=== WHAT YOU NEED TO DO ===
Below are the records. Count the lines containing the string "스티커를", and reply with the number alone.

-------- DATA SECTION --------

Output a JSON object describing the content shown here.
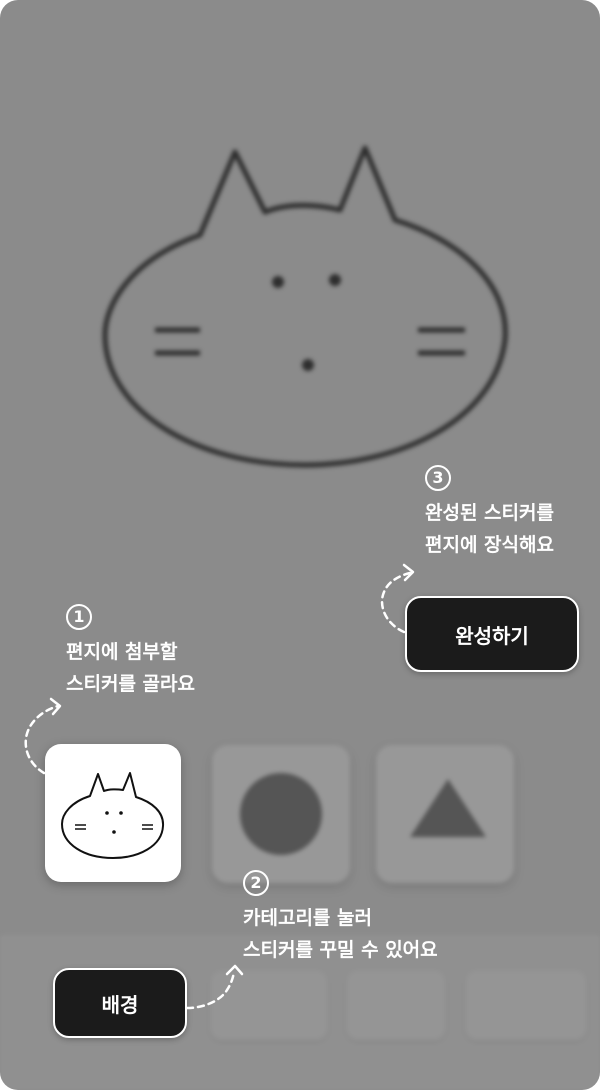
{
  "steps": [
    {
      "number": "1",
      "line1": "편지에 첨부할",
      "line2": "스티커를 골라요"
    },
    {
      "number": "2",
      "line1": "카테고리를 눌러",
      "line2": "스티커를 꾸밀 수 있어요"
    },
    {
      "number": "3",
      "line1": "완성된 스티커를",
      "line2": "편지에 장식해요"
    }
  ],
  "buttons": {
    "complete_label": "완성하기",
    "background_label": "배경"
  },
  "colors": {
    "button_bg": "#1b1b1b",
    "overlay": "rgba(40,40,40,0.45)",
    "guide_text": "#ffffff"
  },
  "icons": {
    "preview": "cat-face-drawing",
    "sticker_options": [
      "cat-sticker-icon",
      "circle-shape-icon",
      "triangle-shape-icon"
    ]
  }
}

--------

=== THE COMPLETED TASK ===
3